* _WHAT YOU SHOULD DO_
Write out every record below exactly as it appears.
INFORMATION below:
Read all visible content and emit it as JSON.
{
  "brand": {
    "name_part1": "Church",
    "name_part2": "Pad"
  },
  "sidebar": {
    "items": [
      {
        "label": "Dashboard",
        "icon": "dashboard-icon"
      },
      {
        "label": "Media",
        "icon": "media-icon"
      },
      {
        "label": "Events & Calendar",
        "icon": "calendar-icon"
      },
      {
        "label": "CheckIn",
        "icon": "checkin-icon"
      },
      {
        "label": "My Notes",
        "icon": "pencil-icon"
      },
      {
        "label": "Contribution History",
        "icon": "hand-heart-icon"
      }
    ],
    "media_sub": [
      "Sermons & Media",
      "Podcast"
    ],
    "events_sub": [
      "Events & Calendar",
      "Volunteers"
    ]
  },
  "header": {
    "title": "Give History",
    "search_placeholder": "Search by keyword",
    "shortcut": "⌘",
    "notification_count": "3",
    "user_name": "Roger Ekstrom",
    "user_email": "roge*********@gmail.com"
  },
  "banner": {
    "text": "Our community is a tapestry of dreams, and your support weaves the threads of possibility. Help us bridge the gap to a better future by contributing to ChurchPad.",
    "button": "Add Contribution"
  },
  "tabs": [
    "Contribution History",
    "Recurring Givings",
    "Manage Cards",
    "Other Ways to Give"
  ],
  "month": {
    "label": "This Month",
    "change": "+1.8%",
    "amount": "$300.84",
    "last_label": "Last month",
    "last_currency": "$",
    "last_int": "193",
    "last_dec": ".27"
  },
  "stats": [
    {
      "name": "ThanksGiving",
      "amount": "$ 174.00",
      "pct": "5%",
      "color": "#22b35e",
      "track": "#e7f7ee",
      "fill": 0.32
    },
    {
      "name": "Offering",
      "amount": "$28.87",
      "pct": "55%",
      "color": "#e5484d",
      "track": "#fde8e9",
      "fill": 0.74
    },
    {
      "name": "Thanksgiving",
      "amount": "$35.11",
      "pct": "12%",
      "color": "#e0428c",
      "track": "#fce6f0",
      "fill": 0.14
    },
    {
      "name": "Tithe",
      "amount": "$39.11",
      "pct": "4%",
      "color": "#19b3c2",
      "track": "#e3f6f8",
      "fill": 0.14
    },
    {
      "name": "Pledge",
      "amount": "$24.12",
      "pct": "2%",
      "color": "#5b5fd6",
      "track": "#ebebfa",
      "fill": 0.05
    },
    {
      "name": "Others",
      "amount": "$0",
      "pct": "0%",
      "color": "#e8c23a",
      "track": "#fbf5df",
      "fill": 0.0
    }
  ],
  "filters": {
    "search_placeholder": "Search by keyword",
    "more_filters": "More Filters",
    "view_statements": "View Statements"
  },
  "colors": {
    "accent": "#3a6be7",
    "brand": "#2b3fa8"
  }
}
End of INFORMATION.
* _THE COMPLETED TASK_
Read all visible content and emit it as JSON.
{
  "brand": {
    "name_part1": "Church",
    "name_part2": "Pad"
  },
  "sidebar": {
    "items": [
      {
        "label": "Dashboard",
        "icon": "dashboard-icon"
      },
      {
        "label": "Media",
        "icon": "media-icon"
      },
      {
        "label": "Events & Calendar",
        "icon": "calendar-icon"
      },
      {
        "label": "CheckIn",
        "icon": "checkin-icon"
      },
      {
        "label": "My Notes",
        "icon": "pencil-icon"
      },
      {
        "label": "Contribution History",
        "icon": "hand-heart-icon"
      }
    ],
    "media_sub": [
      "Sermons & Media",
      "Podcast"
    ],
    "events_sub": [
      "Events & Calendar",
      "Volunteers"
    ]
  },
  "header": {
    "title": "Give History",
    "search_placeholder": "Search by keyword",
    "shortcut": "⌘",
    "notification_count": "3",
    "user_name": "Roger Ekstrom",
    "user_email": "roge*********@gmail.com"
  },
  "banner": {
    "text": "Our community is a tapestry of dreams, and your support weaves the threads of possibility. Help us bridge the gap to a better future by contributing to ChurchPad.",
    "button": "Add Contribution"
  },
  "tabs": [
    "Contribution History",
    "Recurring Givings",
    "Manage Cards",
    "Other Ways to Give"
  ],
  "month": {
    "label": "This Month",
    "change": "+1.8%",
    "amount": "$300.84",
    "last_label": "Last month",
    "last_currency": "$",
    "last_int": "193",
    "last_dec": ".27"
  },
  "stats": [
    {
      "name": "ThanksGiving",
      "amount": "$ 174.00",
      "pct": "5%",
      "color": "#22b35e",
      "track": "#e7f7ee",
      "fill": 0.32
    },
    {
      "name": "Offering",
      "amount": "$28.87",
      "pct": "55%",
      "color": "#e5484d",
      "track": "#fde8e9",
      "fill": 0.74
    },
    {
      "name": "Thanksgiving",
      "amount": "$35.11",
      "pct": "12%",
      "color": "#e0428c",
      "track": "#fce6f0",
      "fill": 0.14
    },
    {
      "name": "Tithe",
      "amount": "$39.11",
      "pct": "4%",
      "color": "#19b3c2",
      "track": "#e3f6f8",
      "fill": 0.14
    },
    {
      "name": "Pledge",
      "amount": "$24.12",
      "pct": "2%",
      "color": "#5b5fd6",
      "track": "#ebebfa",
      "fill": 0.05
    },
    {
      "name": "Others",
      "amount": "$0",
      "pct": "0%",
      "color": "#e8c23a",
      "track": "#fbf5df",
      "fill": 0.0
    }
  ],
  "filters": {
    "search_placeholder": "Search by keyword",
    "more_filters": "More Filters",
    "view_statements": "View Statements"
  },
  "colors": {
    "accent": "#3a6be7",
    "brand": "#2b3fa8"
  }
}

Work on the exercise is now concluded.